Writing Style Guides and Your Parenting Style

A lot of departments think that a team needs a style guide and a unified approach, if you want the audience to experience a consistent, professional branded experience. I used to think the same. In fact, just last week, we started discussing whether to use greater than symbols (>) or pipes (|) or nothing at all to indicate menu hierarchy and subtabs. I admit that a team needs to be on the same general page. And in a lot of situations, ...

Exporting Documentation to Wikis

Mary Connor talks about the latest tools for exporting documentation to wikis. She seems to prefer Webworks ePublisher for its ability to export to Confluence, a wiki that supports authoring for future releases.

Write When Inspired, Rest When Tired

I loved this essay on writing. I always hear advice from writers that you must write daily no matter what. Zeldman takes another perspective on this idea, and encourages you to "write when inspired; rest when tired." Very eloquent prose throughout.

Finding Business Models in the Economics of Free

On the web, the standard economic model is to give products away for free -- from storage to email, music, news, access, and other information. For companies to survive in an economy of free, they have to spin their business models in creative ways, finding profits indirectly, such as through lite/pro versions, cross-subsidies, advertising, or appeals to the attention economy. In the economics of free, writers face particular challenges b...

Why Free Is the Future of Business

Chris Anderson's analysis about the economy of free (or "freeconomics") is about the most fascinating thing I've read in a long time. Everything on the web is trending toward free -- how are companies turning free into a business model? Anderson explores various reasons for the zero cost trends and lists several strategies companies are using to turn free into a profit.

Stephen Fry iTunes Festival Keynote on Copyright and Music Piracy

It's fascinating to listen to Stephen Fry. He's an extremely eloquent British scholar, filmographer, literary critic, and who knows what else. Listening to Fry feels liberating and exhilarating at the same time. In this iTunes festival speech, he talks about the love of the art and music, and how, even if these lovers of art and music occasionally pirate content, the piracy should not earn them classification as thieves and criminals. ...

Exactly How Much Does a Wordcamp Cost?

I had no idea it cost so much to run a Wordcamp conference. Apparently Wordcamp Dallas cost about $20k. Wow, I thought it would have been a tenth of that. As much as I enjoy them, I don't think I'll ever get involved in planning and running a conference.

Tech Comm Lobotomies

Yesterday while driving I listened to a "Stuff You Should Know" podcast on transorbital lobotomies. Popular in the 1950s, the transorbital lobotomy was a procedure Walter Freeman performed by inserting an ice pick on the inside of your eyelid up into your frontal cortex to destroy the white matter tissue that was believed to cause extreme mood swings, schizophrenia, anxiety, maniacal behavior, or some other socio-emotional problem, such a...

Discovering Relationship Tables
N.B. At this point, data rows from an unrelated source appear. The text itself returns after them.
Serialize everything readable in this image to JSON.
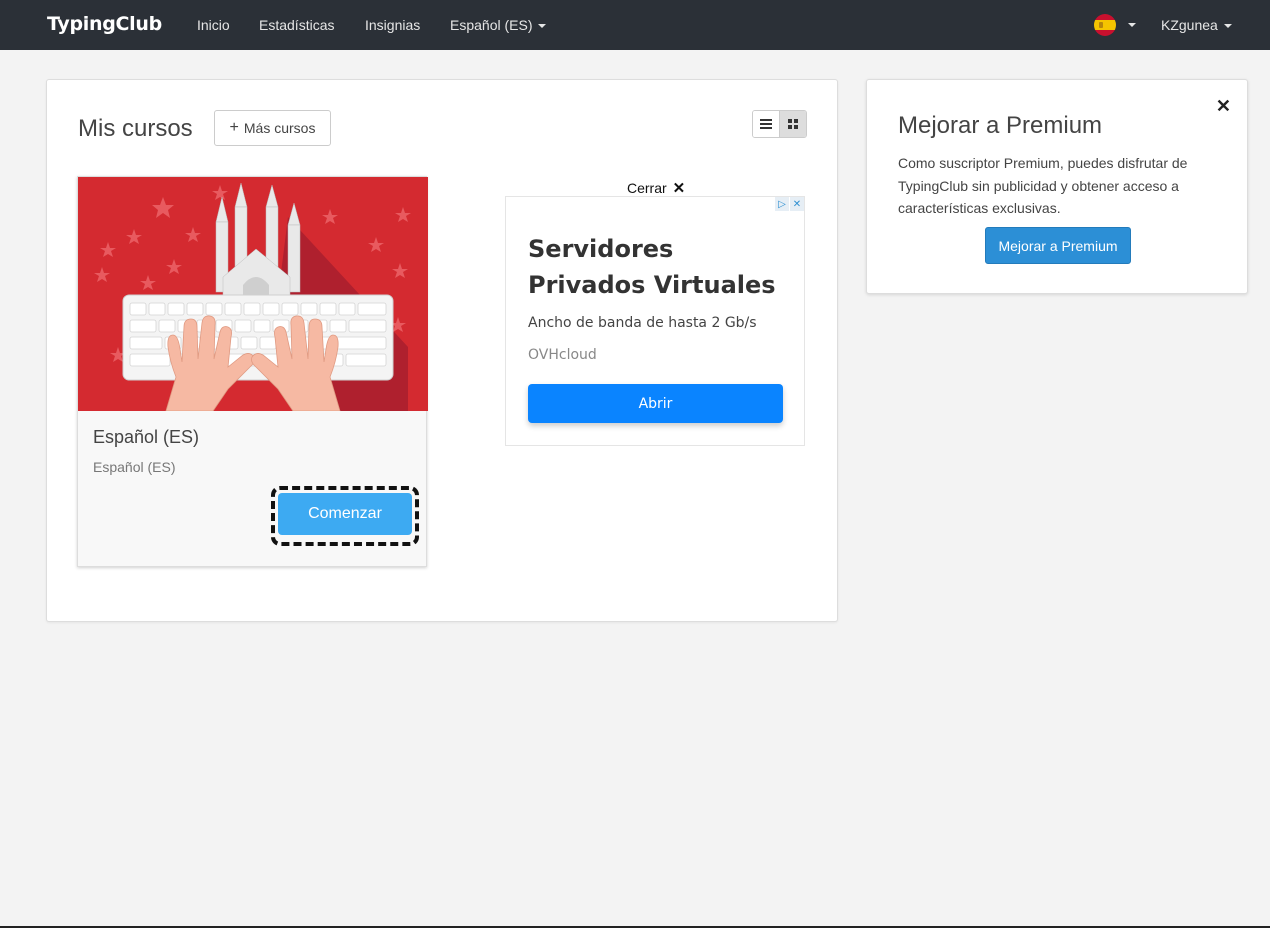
{
  "nav": {
    "brand": "TypingClub",
    "links": [
      "Inicio",
      "Estadísticas",
      "Insignias"
    ],
    "language": "Español (ES)",
    "user": "KZgunea"
  },
  "courses": {
    "title": "Mis cursos",
    "more_button": "Más cursos",
    "card": {
      "title": "Español (ES)",
      "subtitle": "Español (ES)",
      "start_button": "Comenzar"
    }
  },
  "ad": {
    "close_label": "Cerrar",
    "headline": "Servidores Privados Virtuales",
    "body": "Ancho de banda de hasta 2 Gb/s",
    "source": "OVHcloud",
    "button": "Abrir"
  },
  "premium": {
    "title": "Mejorar a Premium",
    "text": "Como suscriptor Premium, puedes disfrutar de TypingClub sin publicidad y obtener acceso a características exclusivas.",
    "button": "Mejorar a Premium"
  },
  "colors": {
    "navbar": "#2b3037",
    "card_image_red": "#d42a30",
    "start_button": "#3daaf2",
    "ad_button": "#0a84ff",
    "premium_button": "#2c8fd6"
  }
}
Lately I've been creating context-sensitive help for an online application. As part of my strategy, I've been trying to follow Theresa Putkey's advice in "Usability in Context-Sensitive Help." In her article, Theresa recommends providing more than just the steps for a specific task in the context-sensitive help window. Instead, she says to show more contextual links, including answers to why, when, and who questions, because too frequentl...

Blogging as an Outlet for Technical Writers

Ben Minson reflects on the value of having a blog when your day job is technical writing. Blogging can be an outlet to practice your own literary voice, rather than always be trapped in a style guide.

Perks About Working in an Office Instead of Working from Home

An engaging article about the benefits of working in the office. Makes working from home seem lonely and dull. (Found on tc.eserver.org.)

Lying in a Hammock, or, Having a Single Goal without a Purpose

Every week our team has a team meeting. In our manager's office, we sit around a table and talk about our projects, our concerns, and whatever else we want to talk about. Recently, during one of my colleague's turns, he talked about his goals. Apparently he'd made some goals about video tutorials, and I can't remember exactly what they were, just that he was reporting on them, his progress, what he needed to do to achieve some of the subs...

Are You Irrelevant? Engaging, Provocative Video

I saw this video on the Content Wrangler Community. The original source is on youtube. Talk about engaging. I completely agree with the person here. In a day when I'm arguing for the merits of moving the Intercom online, this video couldn't be any more apropo.

Screen Captures May Not Make Sense

Paul Masalsky argues that screen captures in documentation introduce more trouble than they're worth. Localization is the main difficulty. Another is size and the fact that many times the screenshots duplicate what the user already sees in the interface. This post raises a lot of issues that are worth exploring. While I agree that screenshots are problematic, I also think that without them, your documentation's usability goes down. When I...

Tip for Usability in Context-Sensitive Help

Theresa Putkey explains how to make context-sensitive help more usable. Don't just present a single task to the user that relates to the page the user is on, but rather present a variety of topics spanning the how, when, why, and other related issues for the page.